The Birds acquired Rich Hill today and he’s likely to battle Jeremy Guthrie and Koji Uehra for the right to lose to the Yankees on either day one, two or three of the regular season in April.

At least Hill has more career wins (18) than Guthrie (17) and Uehara (0).

Granted, the Cubs got one good year out of Hill, who made 32 starts in 2007 and was 3rd in the national league with 183 strikeouts.  Last year, they got five starts out of him before he was shut down in early May.

Sounds like he’ll fit right in with all the other question-marks the O’s signed this winter.

Did I mention he made $445,000 last year?   

Like I said, he’s a perfect fit.

Here’s a list of the pitchers the Orioles COULD have had this winter:

Jon Garland, Derek Lowe, A.J. Burnett, Ben Sheets, John Smoltz and C.C. Sabathia

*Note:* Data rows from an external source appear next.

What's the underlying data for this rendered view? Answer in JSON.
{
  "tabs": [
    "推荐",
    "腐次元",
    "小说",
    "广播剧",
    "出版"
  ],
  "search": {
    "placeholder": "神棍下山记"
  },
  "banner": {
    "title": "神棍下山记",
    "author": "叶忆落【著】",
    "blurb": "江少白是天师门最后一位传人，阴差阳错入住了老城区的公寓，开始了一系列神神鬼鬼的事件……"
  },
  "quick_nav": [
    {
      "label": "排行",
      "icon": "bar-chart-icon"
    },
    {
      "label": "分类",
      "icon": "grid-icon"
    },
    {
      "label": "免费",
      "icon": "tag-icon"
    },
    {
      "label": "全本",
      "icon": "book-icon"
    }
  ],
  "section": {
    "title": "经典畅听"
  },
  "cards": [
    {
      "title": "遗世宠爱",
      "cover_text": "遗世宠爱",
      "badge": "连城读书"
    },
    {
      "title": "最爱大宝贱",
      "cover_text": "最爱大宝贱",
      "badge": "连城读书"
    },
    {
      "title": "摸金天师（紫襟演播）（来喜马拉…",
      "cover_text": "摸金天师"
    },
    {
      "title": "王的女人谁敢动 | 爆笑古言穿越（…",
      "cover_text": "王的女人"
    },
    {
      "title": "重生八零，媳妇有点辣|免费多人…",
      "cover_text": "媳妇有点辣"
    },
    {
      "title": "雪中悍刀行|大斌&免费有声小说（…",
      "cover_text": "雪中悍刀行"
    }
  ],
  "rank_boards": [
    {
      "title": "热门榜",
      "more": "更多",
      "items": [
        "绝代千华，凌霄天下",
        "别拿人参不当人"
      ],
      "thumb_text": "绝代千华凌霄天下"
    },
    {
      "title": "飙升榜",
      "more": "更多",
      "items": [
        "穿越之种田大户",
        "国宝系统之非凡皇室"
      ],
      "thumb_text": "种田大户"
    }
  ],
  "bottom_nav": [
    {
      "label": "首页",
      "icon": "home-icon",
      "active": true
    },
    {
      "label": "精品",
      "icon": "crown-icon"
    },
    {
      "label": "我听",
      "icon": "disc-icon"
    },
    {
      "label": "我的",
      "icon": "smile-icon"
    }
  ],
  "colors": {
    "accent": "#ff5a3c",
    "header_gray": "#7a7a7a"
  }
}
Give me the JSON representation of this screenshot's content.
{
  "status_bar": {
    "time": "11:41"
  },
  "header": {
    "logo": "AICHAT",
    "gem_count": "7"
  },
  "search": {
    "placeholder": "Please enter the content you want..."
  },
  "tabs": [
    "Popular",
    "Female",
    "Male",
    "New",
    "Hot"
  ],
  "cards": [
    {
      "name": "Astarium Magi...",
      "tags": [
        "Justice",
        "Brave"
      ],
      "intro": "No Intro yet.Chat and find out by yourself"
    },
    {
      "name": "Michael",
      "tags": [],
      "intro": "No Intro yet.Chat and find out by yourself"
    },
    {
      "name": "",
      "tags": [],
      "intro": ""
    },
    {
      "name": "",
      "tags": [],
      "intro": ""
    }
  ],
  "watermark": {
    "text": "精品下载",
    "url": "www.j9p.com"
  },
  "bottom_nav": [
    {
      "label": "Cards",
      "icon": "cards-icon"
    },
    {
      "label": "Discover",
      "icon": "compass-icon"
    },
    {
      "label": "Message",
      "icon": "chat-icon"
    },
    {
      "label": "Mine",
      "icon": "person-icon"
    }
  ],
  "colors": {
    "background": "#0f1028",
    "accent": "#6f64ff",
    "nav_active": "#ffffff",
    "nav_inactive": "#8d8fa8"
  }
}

Those pitchers each have TWO things in common:  1) They’re expensive and, 2) They have a history of success.

Here’s the pitchers Baltimore wound up acquiring this winter:

Brad Hennessey, David Pauley, Mark Hendrickson, Koji Uehara and Rich Hill.

All of those pitchers have TWO things in common:  1) They’re all relatively inexpensive, except Uehara, who will make $1.25 million LESS than Jon Garland despite the fact Garland is younger and has 106 more major league wins than Uehara…and 2) no one else in the league wanted them…

I said at the beginning of the off-season that I would wait until February rolled around to determine the success level of the O’s winter efforts.

February is here.  I’m unimpressed.

Naturally, the O’s apologists will prattle on about how much “upside” all of these n’er do wells like Hennessey, Pauley and Hill have…”upside” is code word for: “at one point people thought they were going to be good and then they turned out to be not-so-good but maybe there’s still hope…”  

Bottom line:  The O’s could have spent money on pitchers. 

Bottom line:  They didn’t.

The only reasonable off-season move the team made was re-signing Nick Markakis and even that $66 million contract is backloaded to pay him nearly $16 million six years from now.  In 2009, Nick The Stick will perform his services for $3 million as part of his staggered payment schedule.  They also added slick-fielding shortstop Cesar Izturis, but I would have used that money to bring Garland in and would have given the no-hit, good-field shortstop position to Juan Castro.  What do I know? 

I can’t figure out for the life of me why the Orioles are afraid to spend money on quality players.  They have the money at their disposal.  They just don’t want to spend it.  Why not?  If only I could ask Andy MacPhail that question without having him scurry off to the soda table.

It’s obvious the team’s star-studded minor league pitching roster isn’t yet ready for prime time.  Had the likes of Arietta and Tillman been thought of as “opening day ready” the Birds wouldn’t have gone out in search of a journeyman like Hendrickson and a throw-away like Hill.  

With Arietta and Tillman NOT ready, why wouldn’t the O’s have invested some money on Garland, Lowe, Sheets, et al?

Is losing just so acceptable these days that we’ll take the lesser-of-two-evils (inexpensive) and be satisfied with that no matter what the results might be?

I don’t get it.

It’s clearly been an off-season of save and purge for the O’s…

There’s only one way we’ll all be able to determine if the fans buy into the team’s off-season efforts.

Butts in seats.

The green seats at Camden Yards will have the loudest voice in 2009.

If it’s anything like last year, or worse, the silence will be deafening as the customers give a dismissive wave and say, “no thanks”.